▶ [Problem to solve]:
Every line that contains the word "Progressiva" should be copied from the records below.

(Page and application data records)
========================================================================

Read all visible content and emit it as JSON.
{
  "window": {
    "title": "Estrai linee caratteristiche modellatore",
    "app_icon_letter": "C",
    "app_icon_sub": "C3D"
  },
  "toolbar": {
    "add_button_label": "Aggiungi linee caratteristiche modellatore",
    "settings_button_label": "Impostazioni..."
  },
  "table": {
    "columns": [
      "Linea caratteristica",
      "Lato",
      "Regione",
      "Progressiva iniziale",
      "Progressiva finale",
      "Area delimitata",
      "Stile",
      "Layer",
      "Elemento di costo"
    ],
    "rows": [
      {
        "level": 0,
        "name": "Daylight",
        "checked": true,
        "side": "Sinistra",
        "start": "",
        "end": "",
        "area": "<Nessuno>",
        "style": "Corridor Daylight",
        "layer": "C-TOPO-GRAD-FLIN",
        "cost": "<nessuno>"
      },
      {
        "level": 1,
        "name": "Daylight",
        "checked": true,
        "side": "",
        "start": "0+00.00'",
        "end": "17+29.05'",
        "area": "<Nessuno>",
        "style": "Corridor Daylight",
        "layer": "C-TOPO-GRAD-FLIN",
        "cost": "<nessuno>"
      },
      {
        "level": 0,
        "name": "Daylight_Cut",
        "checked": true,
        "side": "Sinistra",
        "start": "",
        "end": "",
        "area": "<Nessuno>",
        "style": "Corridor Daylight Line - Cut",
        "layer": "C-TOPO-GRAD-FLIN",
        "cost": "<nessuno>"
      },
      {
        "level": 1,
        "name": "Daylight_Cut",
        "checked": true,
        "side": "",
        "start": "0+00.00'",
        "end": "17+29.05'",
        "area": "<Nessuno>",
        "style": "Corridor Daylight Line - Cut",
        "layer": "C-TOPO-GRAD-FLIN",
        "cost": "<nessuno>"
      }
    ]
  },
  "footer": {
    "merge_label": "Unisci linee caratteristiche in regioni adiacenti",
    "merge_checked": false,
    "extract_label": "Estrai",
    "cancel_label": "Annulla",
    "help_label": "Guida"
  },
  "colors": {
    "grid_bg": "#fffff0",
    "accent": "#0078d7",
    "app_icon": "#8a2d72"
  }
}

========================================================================

▶ [Solution below]:
      "Progressiva iniziale",
      "Progressiva finale",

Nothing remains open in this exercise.